(Feb. 9, 2011) The Supreme Court of Japan decided in two recent cases that two kinds of services that enabled overseas Japanese to watch TV programs broadcast in Japan were illegal, because they infringed on the copyright of broadcasters and TV program producers. The lower court, the Intellectual Property High Court, had taken the side of the service providers in both cases. In each case, the focus was on whether it was the service provider or the client who was the one deemed to have streamed or recorded the content. The copyright law exempts making copies of copyrighted material for private use, such as for viewing at home. The high court determined that the clients are the ones who stream or record the content because they give the operator the instruction to transmit or record the programs. However, the Supreme Court found that the service providers are the ones who manage the streaming or recording of the TV programs.
The Supreme Court's first decision was rendered on January 18, 2011, concerning a streaming service (2009 Ju 653 (Sup. Ct. 3rd Petit Bench, Jan. 18, 2011), http://www.courts.go.jp/hanrei/pdf/20110118164443.pdf). Nagano Shoten operates a service that distributes TV programs to customers' computers via the Internet, using an image-forwarding device (base station) connected to a TV antenna. The users buy the base station through Nagano Shoten and own them.
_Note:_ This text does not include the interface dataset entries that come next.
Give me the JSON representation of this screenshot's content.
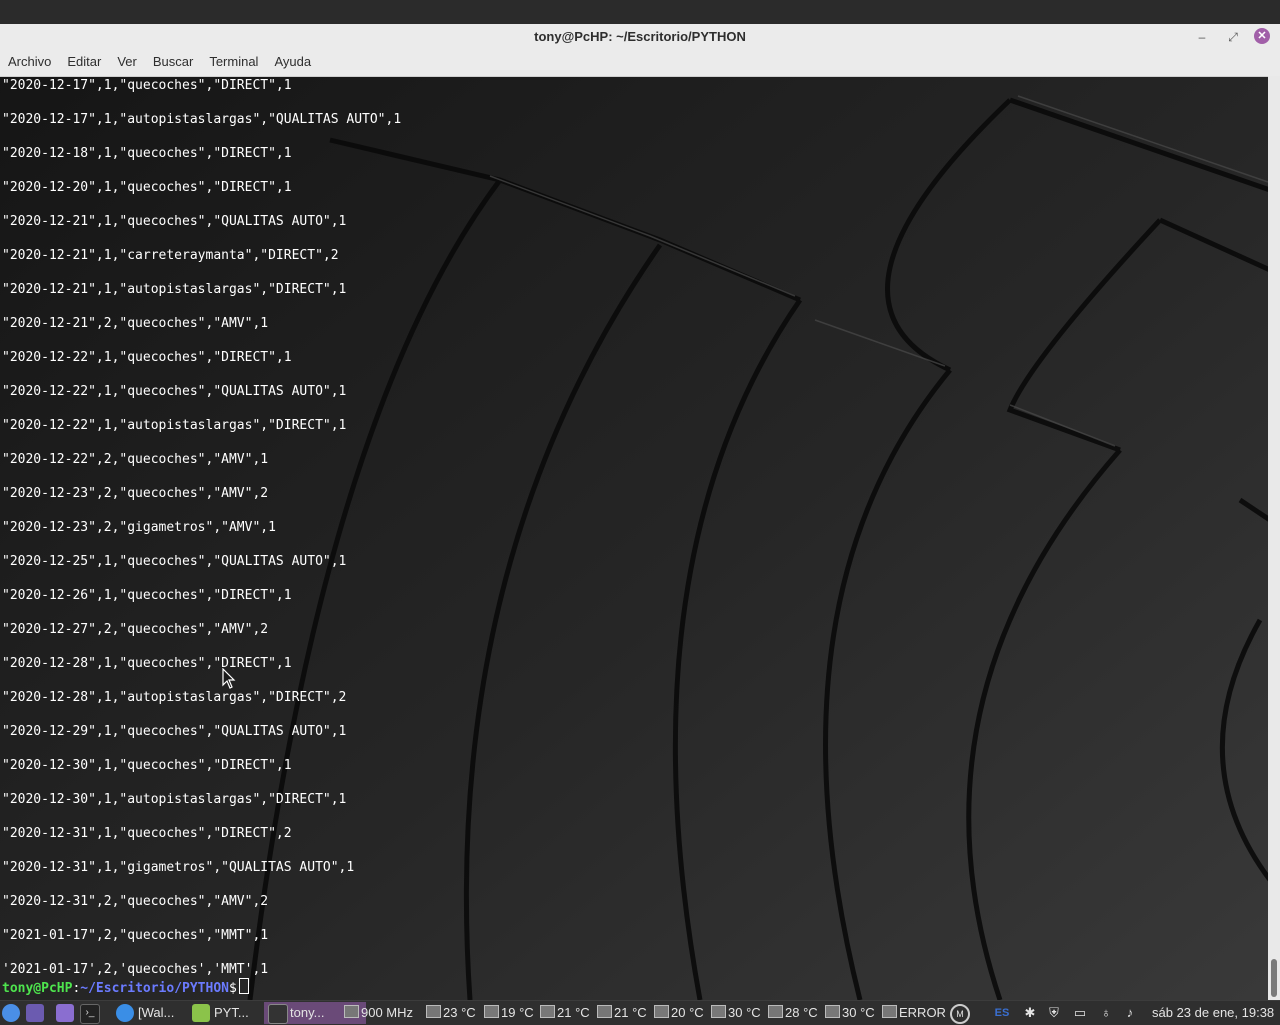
{
  "window": {
    "title": "tony@PcHP: ~/Escritorio/PYTHON",
    "controls": {
      "minimize": "–",
      "maximize": "⤢",
      "close": "✕"
    }
  },
  "menu": [
    "Archivo",
    "Editar",
    "Ver",
    "Buscar",
    "Terminal",
    "Ayuda"
  ],
  "terminal": {
    "lines": [
      "\"2020-12-17\",1,\"quecoches\",\"DIRECT\",1",
      "\"2020-12-17\",1,\"autopistaslargas\",\"QUALITAS AUTO\",1",
      "\"2020-12-18\",1,\"quecoches\",\"DIRECT\",1",
      "\"2020-12-20\",1,\"quecoches\",\"DIRECT\",1",
      "\"2020-12-21\",1,\"quecoches\",\"QUALITAS AUTO\",1",
      "\"2020-12-21\",1,\"carreteraymanta\",\"DIRECT\",2",
      "\"2020-12-21\",1,\"autopistaslargas\",\"DIRECT\",1",
      "\"2020-12-21\",2,\"quecoches\",\"AMV\",1",
      "\"2020-12-22\",1,\"quecoches\",\"DIRECT\",1",
      "\"2020-12-22\",1,\"quecoches\",\"QUALITAS AUTO\",1",
      "\"2020-12-22\",1,\"autopistaslargas\",\"DIRECT\",1",
      "\"2020-12-22\",2,\"quecoches\",\"AMV\",1",
      "\"2020-12-23\",2,\"quecoches\",\"AMV\",2",
      "\"2020-12-23\",2,\"gigametros\",\"AMV\",1",
      "\"2020-12-25\",1,\"quecoches\",\"QUALITAS AUTO\",1",
      "\"2020-12-26\",1,\"quecoches\",\"DIRECT\",1",
      "\"2020-12-27\",2,\"quecoches\",\"AMV\",2",
      "\"2020-12-28\",1,\"quecoches\",\"DIRECT\",1",
      "\"2020-12-28\",1,\"autopistaslargas\",\"DIRECT\",2",
      "\"2020-12-29\",1,\"quecoches\",\"QUALITAS AUTO\",1",
      "\"2020-12-30\",1,\"quecoches\",\"DIRECT\",1",
      "\"2020-12-30\",1,\"autopistaslargas\",\"DIRECT\",1",
      "\"2020-12-31\",1,\"quecoches\",\"DIRECT\",2",
      "\"2020-12-31\",1,\"gigametros\",\"QUALITAS AUTO\",1",
      "\"2020-12-31\",2,\"quecoches\",\"AMV\",2",
      "\"2021-01-17\",2,\"quecoches\",\"MMT\",1",
      "'2021-01-17',2,'quecoches','MMT',1"
    ],
    "prompt": {
      "user": "tony@PcHP",
      "colon": ":",
      "path": "~/Escritorio/PYTHON",
      "dollar": "$"
    }
  },
  "taskbar": {
    "tasks": [
      {
        "label": "[Wal...",
        "icon": "chrome-icon",
        "color": "#3a8ee6"
      },
      {
        "label": "PYT...",
        "icon": "folder-icon",
        "color": "#8bc34a"
      },
      {
        "label": "tony...",
        "icon": "terminal-icon",
        "color": "#333333",
        "active": true
      }
    ],
    "cpu_freq": "900 MHz",
    "sensors": [
      "23 °C",
      "19 °C",
      "21 °C",
      "21 °C",
      "20 °C",
      "30 °C",
      "28 °C",
      "30 °C",
      "ERROR"
    ],
    "keyboard_layout": "ES",
    "clock": "sáb 23 de ene, 19:38"
  },
  "colors": {
    "prompt_user": "#4ee44e",
    "prompt_path": "#6b7bff",
    "active_task": "#6a4a78",
    "close_button": "#a15fa8"
  }
}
The TV antenna was owned by the service provider. (Top Court Rules Forwarding TV Shows via Net Illegal, NIKKEI (Jan. 18, 2011), http://e.nikkei.com/e/fr/tnks/Nni20110118D18SS211.htm.) The Supreme Court stressed that the service provider enabled anyone who bought the equipment and their service to stream the TV programs. The Court decided that Nagano Shoten had infringed TV broadcasters' “right to make [their programs] transmittable.” (Copyright Act, Act No. 48 of 1970 (last amended by Act No. 121 of 2006), art. 2, ix-5, & art. 92-2 [in English], Japanese Law Translation website (run by the Ministry of Justice), http://www.japaneselawtranslation.go.jp/law/?re=02 (last visited Feb. 7, 2011).)
The second decision was rendered on January 20, 2011(2009 Ju 788 (Sup. Ct. 1st Petit Bench, Jan. 20, 2011), http://www.courts.go.jp/hanrei/pdf/20110120144645.pdf). The service provider, Nihon Digital Co., had sold or leased hard-disk video recorders to its clients, who pre-select TV programs via the Internet with their home devices and watch the programs after they have been recorded on the company-controlled parent equipment. (Top Court Backs Broadcasters over Recorded-Video Transfer Service, JAPAN TODAY (Jan. 21, 2011), http://www.japantoday.com/category/national/view/top-court-backs-broadca
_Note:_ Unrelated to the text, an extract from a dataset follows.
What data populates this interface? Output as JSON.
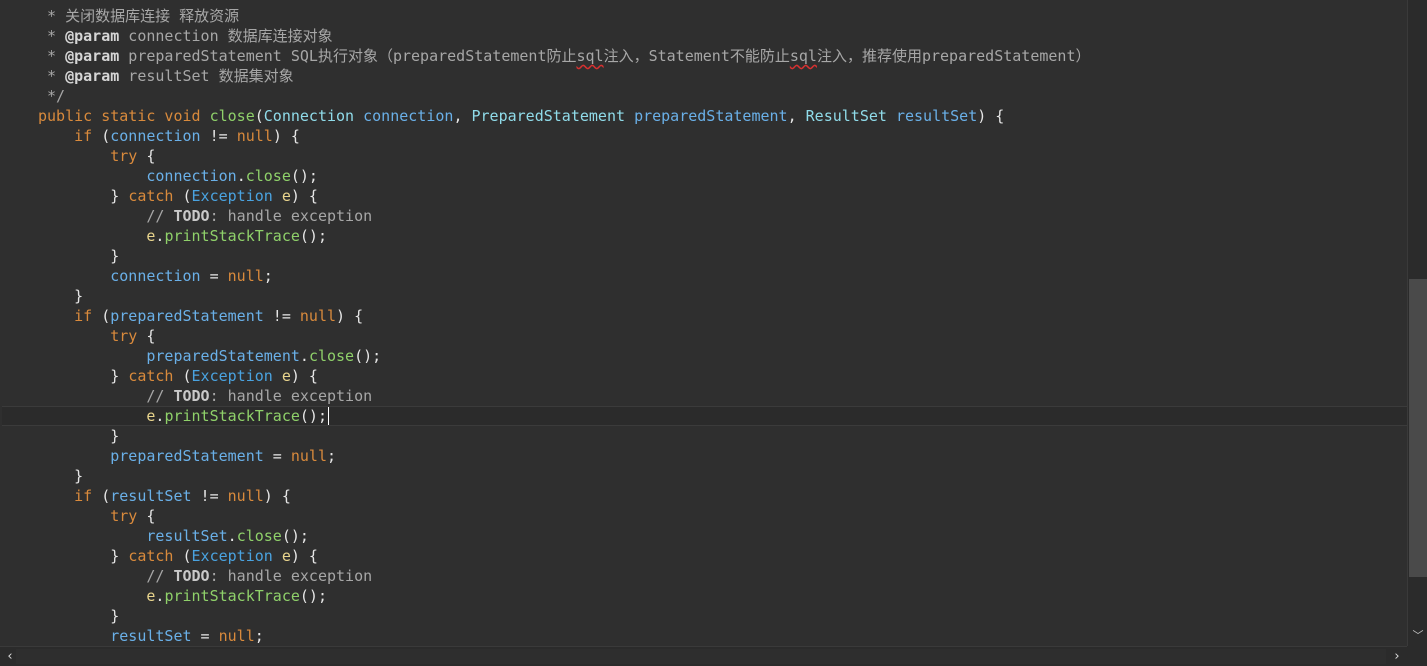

sters-over-recorded-video-transfer-service.) The Supreme Court stressed that Nihon Digital took the main role in providing the service: it received TV programs and entered the necessary information into recorders to record the programs. Therefore, Nihon Digital is the legal person who copied the TV programs for its customers, thereby infringing the copyright holders' right of reproduction. (Copyright Act, art. 21, supra.)
The Supreme Court remanded both cases to the Intellectual Property High Court to determine the amount of damages to be awarded to the plaintiffs. (JAPAN TODAY, supra.)